In The Beginning

Al Lager’s mechanical aptitiude came honestly – his father was the lead mechanic for the Assistant Curator at the Smithsonian National Museum, and was the lead test pilot for B-24s at Ford Willow Run.  Al, determined to do some completely different from his father, would gradually work himself into the world of cars, flying around race tracks across the country and continent.

History of Al Lager Engines

Sherman Lager working on an engine.

History of Al Lager Engines

Al Lager doing a pre-race check.

In high school, Al was a fence-hanger like everyone else and would watch Mark Donohue and Roger Penske in sports car races in D.C. not knowing that one day he would befriend and would be racing alongside these stars.  Then he did know, however, that he would settle for nothing less than a fast and furious life full of travel, race cars, and trophies.

After the War

Al returned to Colorado after a stint in Vietnam to be reacquainted with his Speedster he bought while he was in the service.  It was then too that he first went to driving school in Aspen and started working for Eichhorn’s as a mechanic.  In 1973, Al approached Bob Hagestad of Hagestad Porsche (now Prestige Porsche) who had just bought the current Carrera RSR and pitched Bob to let him build the car and be the crew chief.  Those RSRs were essentially turn-key race cars right from the factory, and Al knew that, with his experience and expertise, this was the move that could put him in the elite crowd of Porsche crew chiefs in the country.  In the 1970s, Al went on to being one of maybe 5 mechanics that could put you in a top-5 car.

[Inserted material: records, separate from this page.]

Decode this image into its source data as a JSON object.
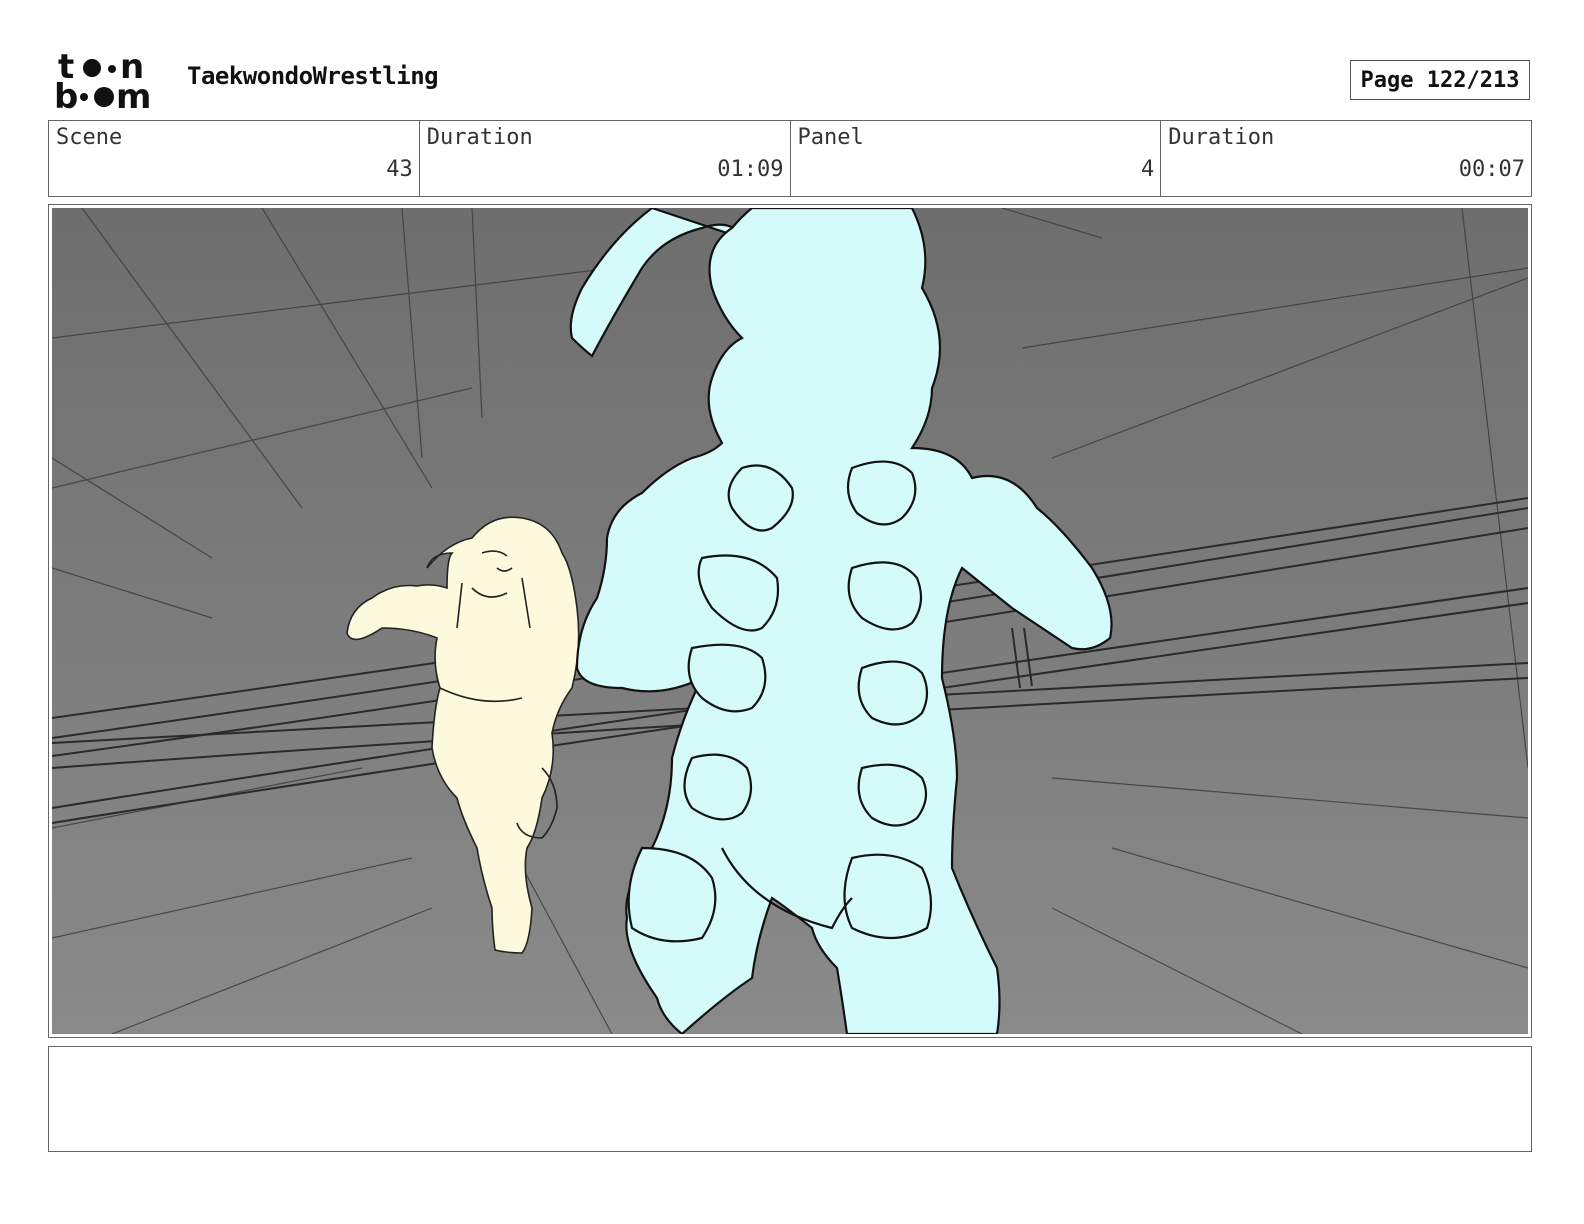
{
  "header": {
    "logo_text": "toon boom",
    "project_title": "TaekwondoWrestling",
    "page_label": "Page 122/213"
  },
  "info": {
    "scene_label": "Scene",
    "scene_value": "43",
    "scene_duration_label": "Duration",
    "scene_duration_value": "01:09",
    "panel_label": "Panel",
    "panel_value": "4",
    "panel_duration_label": "Duration",
    "panel_duration_value": "00:07"
  },
  "colors": {
    "background_gray": "#7a7a7a",
    "foreground_figure": "#d4fafa",
    "running_figure": "#fdf9dc",
    "line": "#111111"
  }
}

History of Al Lager Engines
History of Al Lager Engines

Al taking a lap around the course.

In the winner circle.

History of Al Lager Engines
History of Al Lager Engines

Al won races at Watkins Glen (1975), Championship of Makes (1976), Sebring (1977), and Daytona (1977).  In all of the endurance races, his cars never finished less than fourth overall.  Moving from the fences to the front line, Al ended up racing cars with and against the very same people he was watching and idolizing in his youth.

Year after year, Al and his race cars crossed the finish line in the top ranks.  Here is what one such year – 1977 – looked like: